If you read Part I a couple of weeks ago, you know my eight-year-old grandson, Nick, and daughter, Hilary, took a tour of the CLS labs just before Christmas. Well, they also got a look at the Anatomage table – a life-size virtual dissection table that displays gross anatomy models reconstructed from cadavers. More cool science!
We’d finished in the labs and dropped in to the dean’s suite to say hello (and show off Nick’s sweet lab coat), when executive associate dean, Greg Karst, PT, PhD, offered a demonstration of the Anatomage. Their eyes lit up when I explained to Hilary and Nick that the table was like a huge tablet where you could see muscles, organs, bones, x-rays, and MRIs. I think I had Nick at huge tablet.
We walked downstairs to the classroom, and Dr. Karst fired up the table and brought up the first cadaver image. He demonstrated how to move the body and remove layers with simple controls and hand gestures, then he handed over the virtual scalpel to Nick.

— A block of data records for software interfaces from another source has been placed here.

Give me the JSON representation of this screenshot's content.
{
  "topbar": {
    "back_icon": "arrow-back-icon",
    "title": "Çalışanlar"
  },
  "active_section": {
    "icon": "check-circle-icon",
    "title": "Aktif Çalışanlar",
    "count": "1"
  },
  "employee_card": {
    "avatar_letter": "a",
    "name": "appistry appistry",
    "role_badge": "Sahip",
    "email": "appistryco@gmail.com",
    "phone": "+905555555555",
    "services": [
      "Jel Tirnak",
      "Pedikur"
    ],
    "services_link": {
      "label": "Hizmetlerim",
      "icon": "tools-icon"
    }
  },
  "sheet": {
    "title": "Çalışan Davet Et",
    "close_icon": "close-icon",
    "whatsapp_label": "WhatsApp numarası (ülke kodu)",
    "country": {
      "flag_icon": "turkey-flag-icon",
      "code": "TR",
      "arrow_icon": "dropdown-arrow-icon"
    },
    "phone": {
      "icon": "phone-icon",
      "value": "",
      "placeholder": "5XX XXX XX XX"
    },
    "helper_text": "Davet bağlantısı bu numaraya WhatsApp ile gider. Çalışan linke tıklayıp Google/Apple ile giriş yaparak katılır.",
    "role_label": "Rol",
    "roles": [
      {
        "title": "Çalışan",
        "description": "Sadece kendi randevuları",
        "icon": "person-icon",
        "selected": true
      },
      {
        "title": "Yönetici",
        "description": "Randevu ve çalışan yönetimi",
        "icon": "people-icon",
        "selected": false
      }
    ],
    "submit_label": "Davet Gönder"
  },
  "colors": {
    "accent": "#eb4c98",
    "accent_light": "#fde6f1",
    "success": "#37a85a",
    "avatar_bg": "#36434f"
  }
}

Little boys make for radical surgeons, however, and within seconds only a right foot remained of the cadaver. Dr. Karst brought the body back with a few gestures and Nick tried again. This time, he carefully “sliced” across the torso. Dr. Karst turned it so we could view the cross-section.
“Cool!” said Nick.
To quote from a recent study by Tanya Custer and Kim Michael about the use of virtual dissection technology, “[It] seems to have a promising role in future educational training, although more research is needed to better understand the efficacy of using this technology in the classroom. …students appreciate learning with this technology and believe that it is a beneficial and effective tool in preparing them to enter a health care profession.”
It’s also clearly a good recruiting tool. Because it IS cool.
We discovered another interesting thing about the Anatomage table. In addition to being used to virtually dissect humans, it also contains animal anatomy for veterinary studies.
If you, or someone you know, would like to get a closer look at the cutting edge teaching technologies and programs we offer in the College of Allied Health Professions, check out our events page and explore the possibilities. You can also contact us by email or call 402-559-6673.